Outside Groups Outspending McCrory, Cooper By More Than 47-1

Denise Cross Photography

North Carolina is home to perhaps the closest gubernatorial race in the country. So it’s no surprise that outside groups are buying up airtime to bolster their candidate of choice.

But this is surprising, these outside groups have spent 47 times more on campaign ads than the candidates themselves. That’s according to a report released July 1, which also shows the race for North Carolina’s governor’s mansion is becoming a proxy war.

When Ashley Balcerzak  finished crunching the data on ad buys in the North Carolina governor's race, she went looking for comparisons. None could be found. "Even the amount of money and the number of groups. We’ve seen 11 outside groups in North Carolina’s governor's race alone."

Balcerzak is a fellow with the non-profit Center for Public Integrity. She authored the report. "What’s really interesting about this race is most of the spending we’re seeing in TV ads aren’t coming from the candidates themselves." And that is an understatement.

Using data compiled by Kantar Media, Balcerzak estimates $3.7 million has been spent purchasing ads to influence the governor’s race.

Just $78,000 of that total has been spent by Republican Pat McCrory’s campaign, in a single ad buy dating back to the Carolina Panther's Super Bowl run.


Democrat Roy Cooper hasn’t spent a dime on an ad to date.

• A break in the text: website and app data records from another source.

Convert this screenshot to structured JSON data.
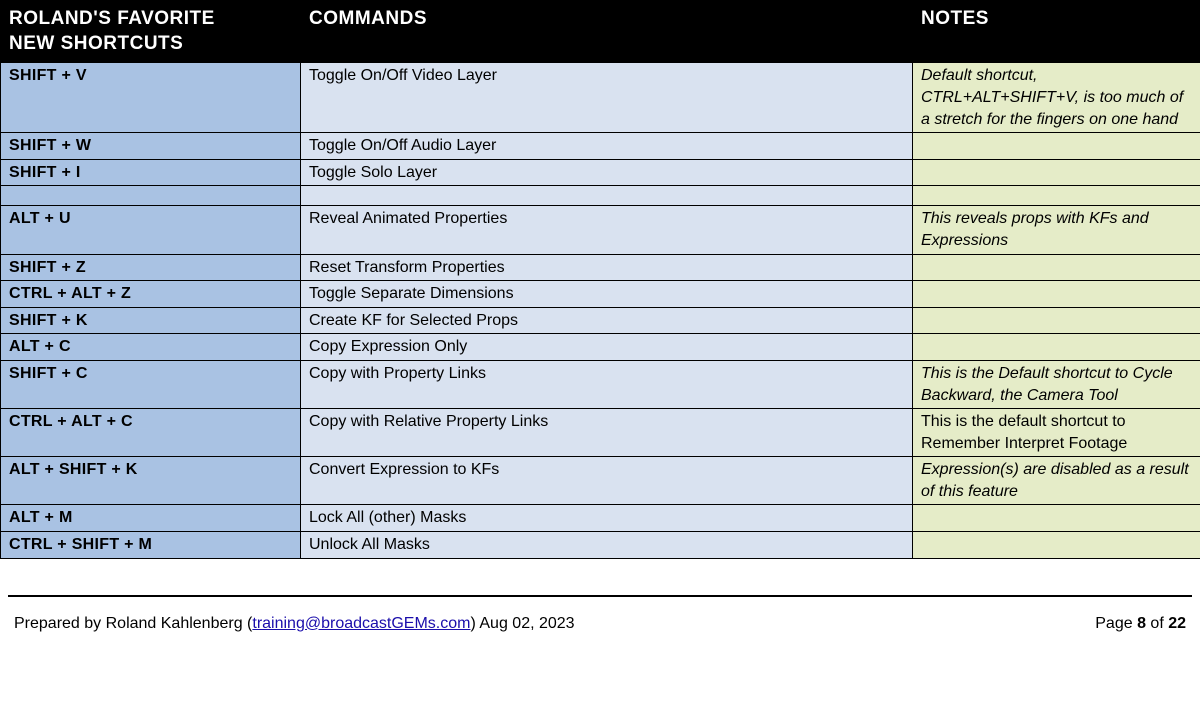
{
  "headers": {
    "shortcuts_title_line1": "ROLAND'S FAVORITE",
    "shortcuts_title_line2": "NEW SHORTCUTS",
    "commands": "COMMANDS",
    "notes": "NOTES"
  },
  "rows": [
    {
      "shortcut": "SHIFT + V",
      "command": "Toggle On/Off Video Layer",
      "note": "Default shortcut, CTRL+ALT+SHIFT+V, is too much of a stretch for the fingers on one hand",
      "italic": true
    },
    {
      "shortcut": "SHIFT + W",
      "command": "Toggle On/Off Audio Layer",
      "note": "",
      "italic": true
    },
    {
      "shortcut": "SHIFT + I",
      "command": "Toggle Solo Layer",
      "note": "",
      "italic": true
    },
    {
      "spacer": true
    },
    {
      "shortcut": "ALT + U",
      "command": "Reveal Animated Properties",
      "note": "This reveals props with KFs and Expressions",
      "italic": true
    },
    {
      "shortcut": "SHIFT + Z",
      "command": "Reset Transform Properties",
      "note": "",
      "italic": true
    },
    {
      "shortcut": "CTRL + ALT + Z",
      "command": "Toggle Separate Dimensions",
      "note": "",
      "italic": true
    },
    {
      "shortcut": "SHIFT + K",
      "command": "Create KF for Selected Props",
      "note": "",
      "italic": true
    },
    {
      "shortcut": "ALT + C",
      "command": "Copy Expression Only",
      "note": "",
      "italic": true
    },
    {
      "shortcut": "SHIFT + C",
      "command": "Copy with Property Links",
      "note": "This is the Default shortcut to Cycle Backward, the Camera Tool",
      "italic": true
    },
    {
      "shortcut": "CTRL + ALT + C",
      "command": "Copy with Relative Property Links",
      "note": "This is the default shortcut to Remember Interpret Footage",
      "italic": false
    },
    {
      "shortcut": "ALT + SHIFT + K",
      "command": "Convert Expression to KFs",
      "note": "Expression(s) are disabled as a result of this feature",
      "italic": true
    },
    {
      "shortcut": "ALT + M",
      "command": "Lock All (other) Masks",
      "note": "",
      "italic": true
    },
    {
      "shortcut": "CTRL + SHIFT + M",
      "command": "Unlock All Masks",
      "note": "",
      "italic": true
    }
  ],
  "footer": {
    "prepared_prefix": "Prepared by Roland Kahlenberg (",
    "email": "training@broadcastGEMs.com",
    "prepared_suffix": ") Aug 02, 2023",
    "page_label": "Page ",
    "page_current": "8",
    "page_sep": " of ",
    "page_total": "22"
  }
}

But others have been happy to pick up that slack says Balcerzak. "You’ve got these big national powerhouses like the Republican Governor’s Association and the Democratic Governors Association." and they're not alone. "You’re also seeing this big environmental coalition that’s really slamming McCrory for his ties to Duke Energy and water quality and things like that."

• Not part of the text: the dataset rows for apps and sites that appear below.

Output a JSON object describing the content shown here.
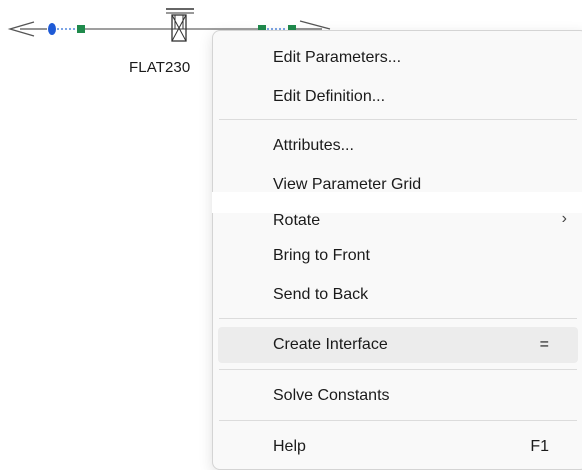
{
  "canvas": {
    "component_label": "FLAT230"
  },
  "context_menu": {
    "items": [
      {
        "label": "Edit Parameters..."
      },
      {
        "label": "Edit Definition..."
      },
      {
        "label": "Attributes..."
      },
      {
        "label": "View Parameter Grid"
      },
      {
        "label": "Rotate",
        "submenu": true
      },
      {
        "label": "Bring to Front"
      },
      {
        "label": "Send to Back"
      },
      {
        "label": "Create Interface",
        "shortcut": "=",
        "highlighted": true
      },
      {
        "label": "Solve Constants"
      },
      {
        "label": "Help",
        "shortcut": "F1"
      }
    ]
  },
  "colors": {
    "menu_background": "#f9f9f9",
    "menu_highlight": "#ececec",
    "node_blue": "#1e5ad6",
    "terminal_green": "#1f8a4c"
  },
  "icons": {
    "submenu_indicator": "chevron-right-icon",
    "tower": "transmission-tower-icon",
    "arrow_end": "arrow-end-icon"
  }
}
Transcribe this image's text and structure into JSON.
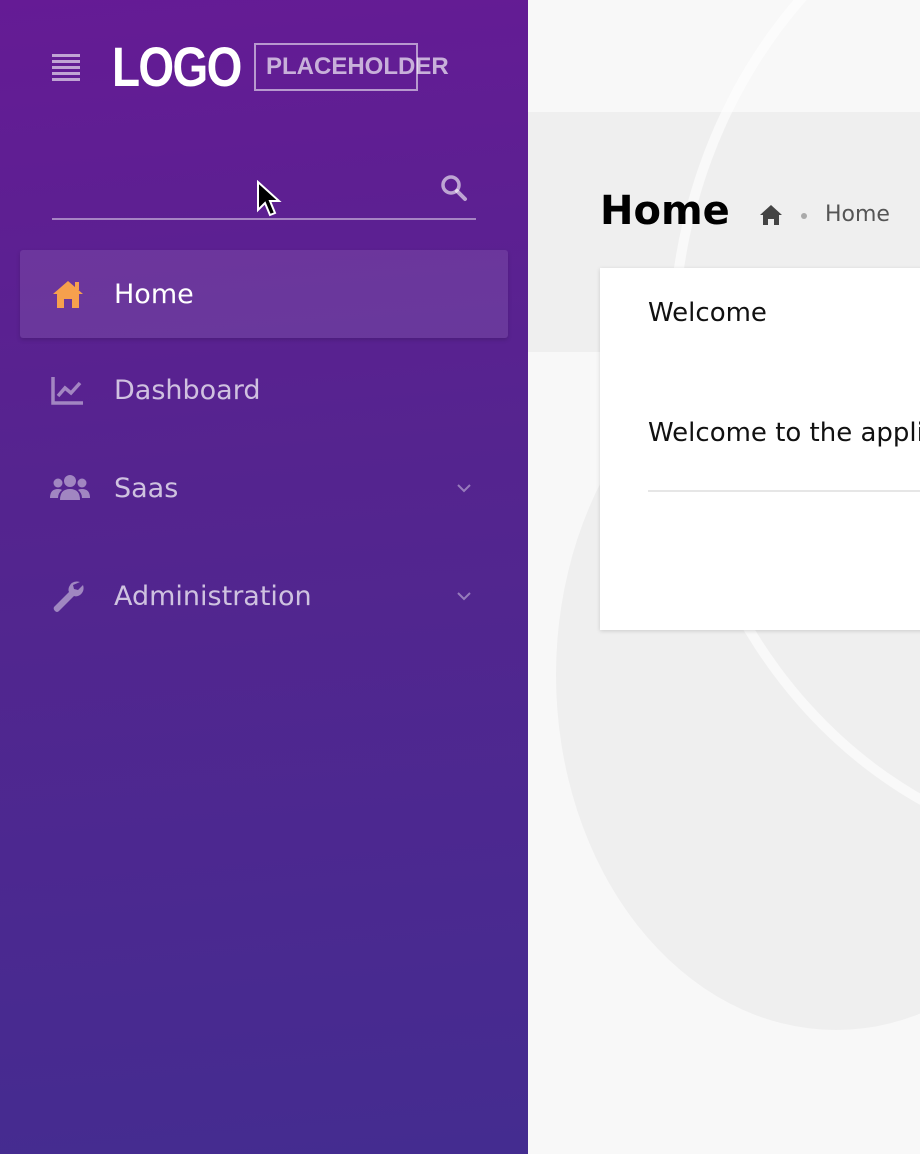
{
  "logo": {
    "main": "LOGO",
    "sub": "PLACEHOLDER"
  },
  "search": {
    "value": "",
    "placeholder": ""
  },
  "nav": {
    "items": [
      {
        "label": "Home",
        "icon": "home-icon",
        "active": true
      },
      {
        "label": "Dashboard",
        "icon": "chart-line-icon",
        "active": false
      },
      {
        "label": "Saas",
        "icon": "users-icon",
        "active": false,
        "has_submenu": true
      },
      {
        "label": "Administration",
        "icon": "wrench-icon",
        "active": false,
        "has_submenu": true
      }
    ]
  },
  "page": {
    "title": "Home",
    "breadcrumb": [
      "Home"
    ]
  },
  "card": {
    "title": "Welcome",
    "body": "Welcome to the application!"
  },
  "colors": {
    "sidebar_top": "#651b95",
    "sidebar_bottom": "#442c90",
    "active_icon": "#f6a04d",
    "content_bg": "#f8f8f8"
  }
}
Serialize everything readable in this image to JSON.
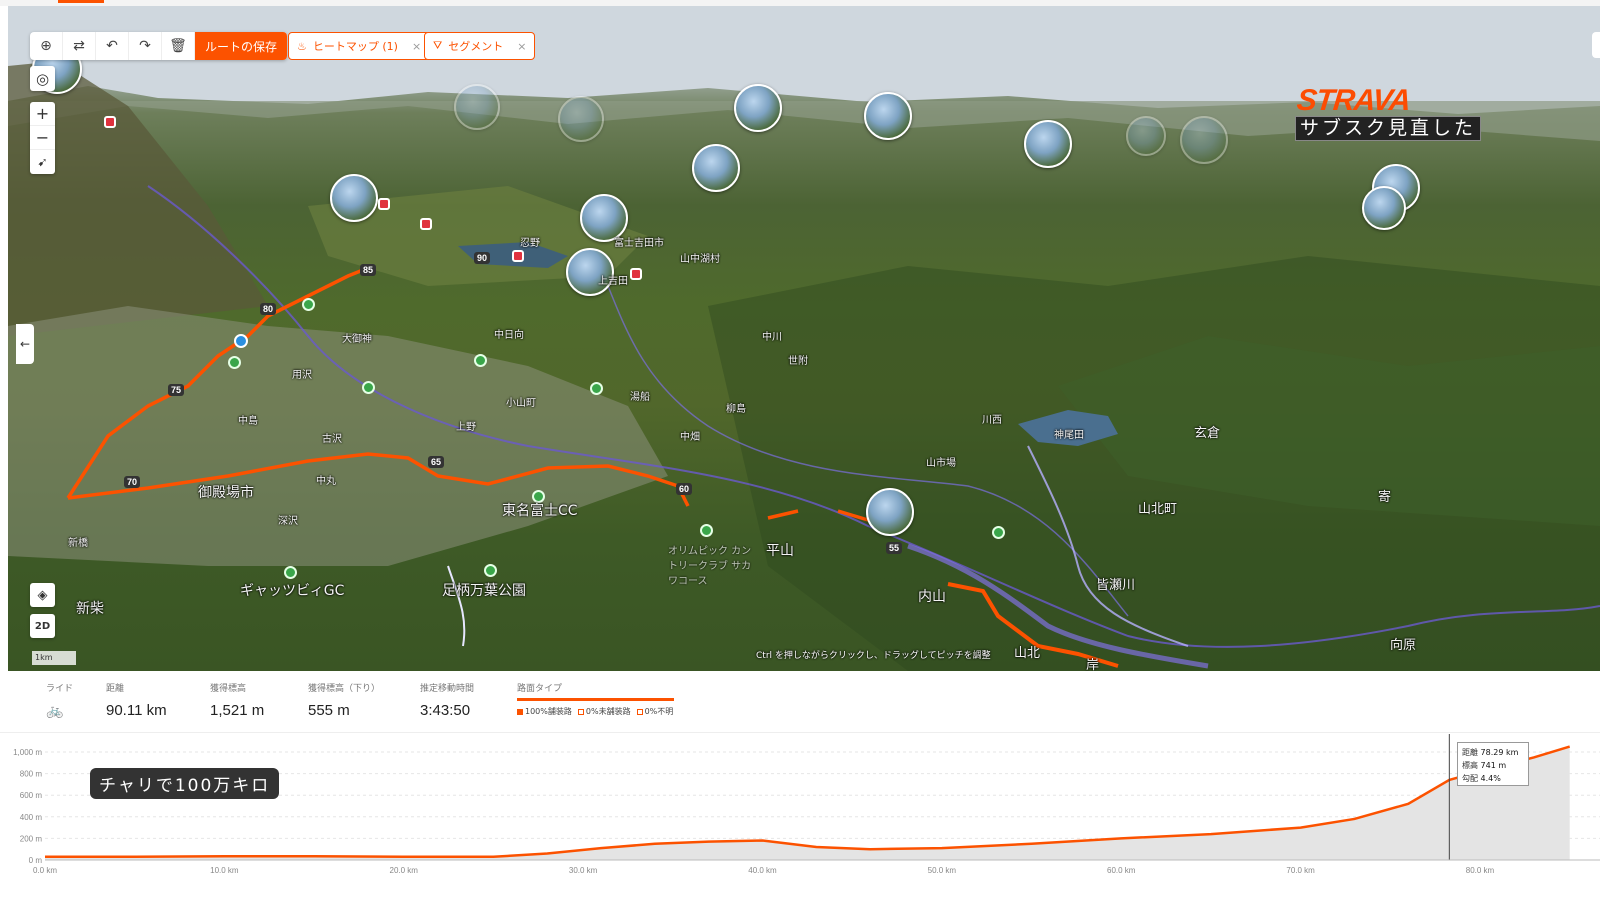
{
  "toolbar": {
    "save_route": "ルートの保存",
    "heatmap_chip": "ヒートマップ (1)",
    "segment_chip": "セグメント",
    "chip_close": "×"
  },
  "map": {
    "pitch_tip": "Ctrl を押しながらクリックし、ドラッグしてピッチを調整",
    "scale": "1km",
    "toggle_2d": "2D",
    "labels": [
      "御殿場市",
      "東名富士CC",
      "ギャッツビィGC",
      "足柄万葉公園",
      "新柴",
      "平山",
      "内山",
      "山北町",
      "皆瀬川",
      "向原",
      "山北",
      "岸",
      "玄倉",
      "寄",
      "神尾田",
      "川西",
      "山市場",
      "中川",
      "世附",
      "小山町",
      "中日向",
      "大御神",
      "湯船",
      "柳島",
      "上野",
      "古沢",
      "中丸",
      "深沢",
      "新橋",
      "中畑",
      "用沢",
      "中島",
      "富士吉田市",
      "山中湖村",
      "忍野",
      "上吉田",
      "オリムピック カントリークラブ サカワコース"
    ],
    "km_markers": [
      "85",
      "80",
      "75",
      "70",
      "65",
      "60",
      "55",
      "90"
    ]
  },
  "overlay": {
    "strava_logo": "STRAVA",
    "strava_caption": "サブスク見直した",
    "channel_caption": "チャリで100万キロ"
  },
  "stats": {
    "ride_label": "ライド",
    "distance_label": "距離",
    "distance": "90.11 km",
    "elev_gain_label": "獲得標高",
    "elev_gain": "1,521 m",
    "elev_loss_label": "獲得標高（下り）",
    "elev_loss": "555 m",
    "moving_time_label": "推定移動時間",
    "moving_time": "3:43:50",
    "surface_label": "路面タイプ",
    "surface_paved": "100%舗装路",
    "surface_unpaved": "0%未舗装路",
    "surface_unknown": "0%不明"
  },
  "colors": {
    "accent": "#fc5200",
    "route": "#fc5200",
    "ridge": "#6a5acd"
  },
  "chart_data": {
    "type": "area",
    "title": "",
    "xlabel": "",
    "ylabel": "",
    "xlim": [
      0,
      85
    ],
    "ylim": [
      0,
      1000
    ],
    "y_ticks": [
      "0 m",
      "200 m",
      "400 m",
      "600 m",
      "800 m",
      "1,000 m"
    ],
    "x_ticks": [
      "0.0 km",
      "10.0 km",
      "20.0 km",
      "30.0 km",
      "40.0 km",
      "50.0 km",
      "60.0 km",
      "70.0 km",
      "80.0 km"
    ],
    "x": [
      0,
      5,
      10,
      15,
      20,
      25,
      28,
      31,
      34,
      37,
      40,
      43,
      46,
      50,
      55,
      60,
      65,
      70,
      73,
      76,
      78.29,
      80,
      83,
      85
    ],
    "y": [
      30,
      30,
      35,
      35,
      30,
      30,
      60,
      110,
      150,
      170,
      180,
      120,
      100,
      110,
      150,
      200,
      240,
      300,
      380,
      520,
      741,
      820,
      950,
      1050
    ],
    "cursor": {
      "distance_label": "距離",
      "distance": "78.29 km",
      "elevation_label": "標高",
      "elevation": "741 m",
      "grade_label": "勾配",
      "grade": "4.4%"
    }
  }
}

In fact Democratic outside groups backing Cooper, or rather attacking McCrory, are out spending their Republican counterparts so far by 2 to 1.

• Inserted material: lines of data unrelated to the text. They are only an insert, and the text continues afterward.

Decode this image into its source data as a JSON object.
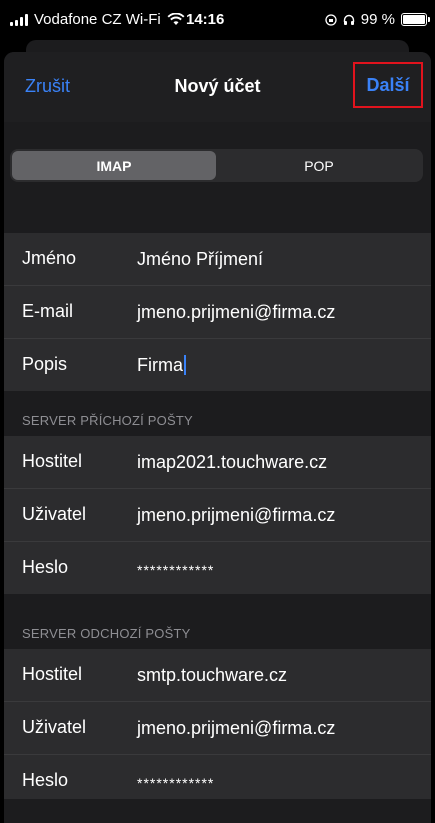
{
  "status_bar": {
    "carrier": "Vodafone CZ Wi-Fi",
    "time": "14:16",
    "battery": "99 %"
  },
  "nav": {
    "cancel_label": "Zrušit",
    "title": "Nový účet",
    "next_label": "Další"
  },
  "segment": {
    "options": [
      "IMAP",
      "POP"
    ],
    "selected": "IMAP"
  },
  "account": [
    {
      "label": "Jméno",
      "value": "Jméno Příjmení"
    },
    {
      "label": "E-mail",
      "value": "jmeno.prijmeni@firma.cz"
    },
    {
      "label": "Popis",
      "value": "Firma"
    }
  ],
  "incoming": {
    "title": "SERVER PŘÍCHOZÍ POŠTY",
    "rows": [
      {
        "label": "Hostitel",
        "value": "imap2021.touchware.cz"
      },
      {
        "label": "Uživatel",
        "value": "jmeno.prijmeni@firma.cz"
      },
      {
        "label": "Heslo",
        "value": "************"
      }
    ]
  },
  "outgoing": {
    "title": "SERVER ODCHOZÍ POŠTY",
    "rows": [
      {
        "label": "Hostitel",
        "value": "smtp.touchware.cz"
      },
      {
        "label": "Uživatel",
        "value": "jmeno.prijmeni@firma.cz"
      },
      {
        "label": "Heslo",
        "value": "************"
      }
    ]
  },
  "colors": {
    "accent": "#3a82f7",
    "highlight_border": "#e1131d"
  }
}
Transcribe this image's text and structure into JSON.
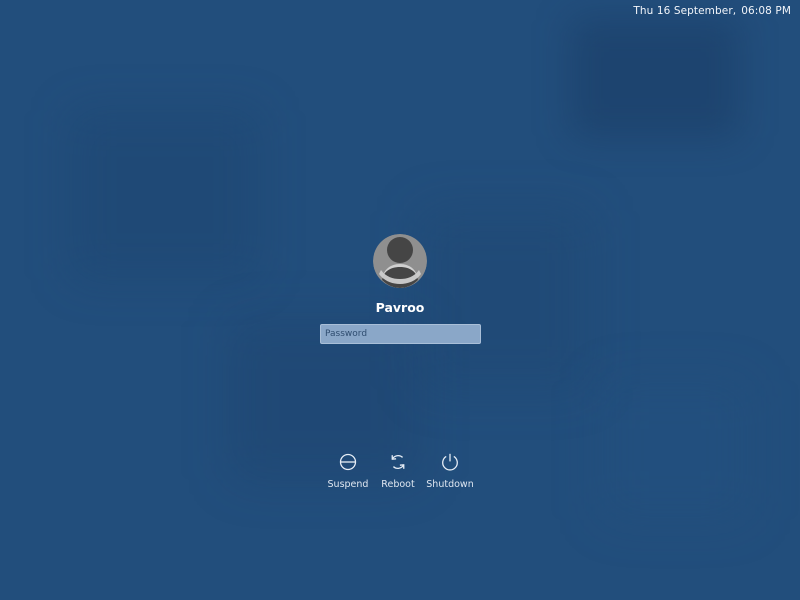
{
  "theme": {
    "background": "#224e7c",
    "text": "#ffffff",
    "avatar_bg": "#8f8f8f",
    "avatar_figure": "#454545",
    "field_bg": "#8aa7c8"
  },
  "top_bar": {
    "date": "Thu 16 September,",
    "time": "06:08 PM"
  },
  "login": {
    "avatar_icon": "user-avatar-icon",
    "username": "Pavroo",
    "password": {
      "value": "",
      "placeholder": "Password"
    }
  },
  "power_actions": [
    {
      "label": "Suspend",
      "icon": "suspend-icon"
    },
    {
      "label": "Reboot",
      "icon": "reboot-icon"
    },
    {
      "label": "Shutdown",
      "icon": "power-icon"
    }
  ]
}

But both sides are spending in North Carolina. Balcerzak says it’s easy to see why. "It’s competitive in the presidential, the Senate race, as well as the governor's race so they’re saying this is a good use of our money here."

And, yes, part of this that has to do with Donald Trump. "A lot of right wing donors, maybe don’t support Trump and aren’t really sure what to do with their money," explains Balcerzak, "so experts are saying they’re kind of funneling this money down to kind of down ballot races."

Take North Carolina’s most well-known, deep pocketed republican, Art Pope.

He has said publicly he will not contribute to Donald Trump’s campaign. But he is donating to at least one outside group running ads in the governor’s race. "Real Jobs North Carolina has funding from Variety Stores Inc. which is Pope’s company."

And Balcerzak says there will be more ads to come. Including some from the candidates.  Both the McCrory and Cooper campaigns have already reserved airtime closer to November. At a cost of around $1 million apiece.

Tom Bullock decided to trade the khaki clad masses and traffic of Washington DC for Charlotte in 2014. Before joining WFAE, Tom spent 15 years working for NPR. Over that time he served as everything from an intern to senior producer of NPR’s Election Unit. Tom also spent five years as the senior producer of NPR’s Foreign Desk where he produced and reported from Iraq, Afghanistan, Yemen, Haiti, Egypt, Libya, Lebanon among others. Tom is looking forward to finally convincing his young daughter, Charlotte, that her new hometown was not, in fact, named after her.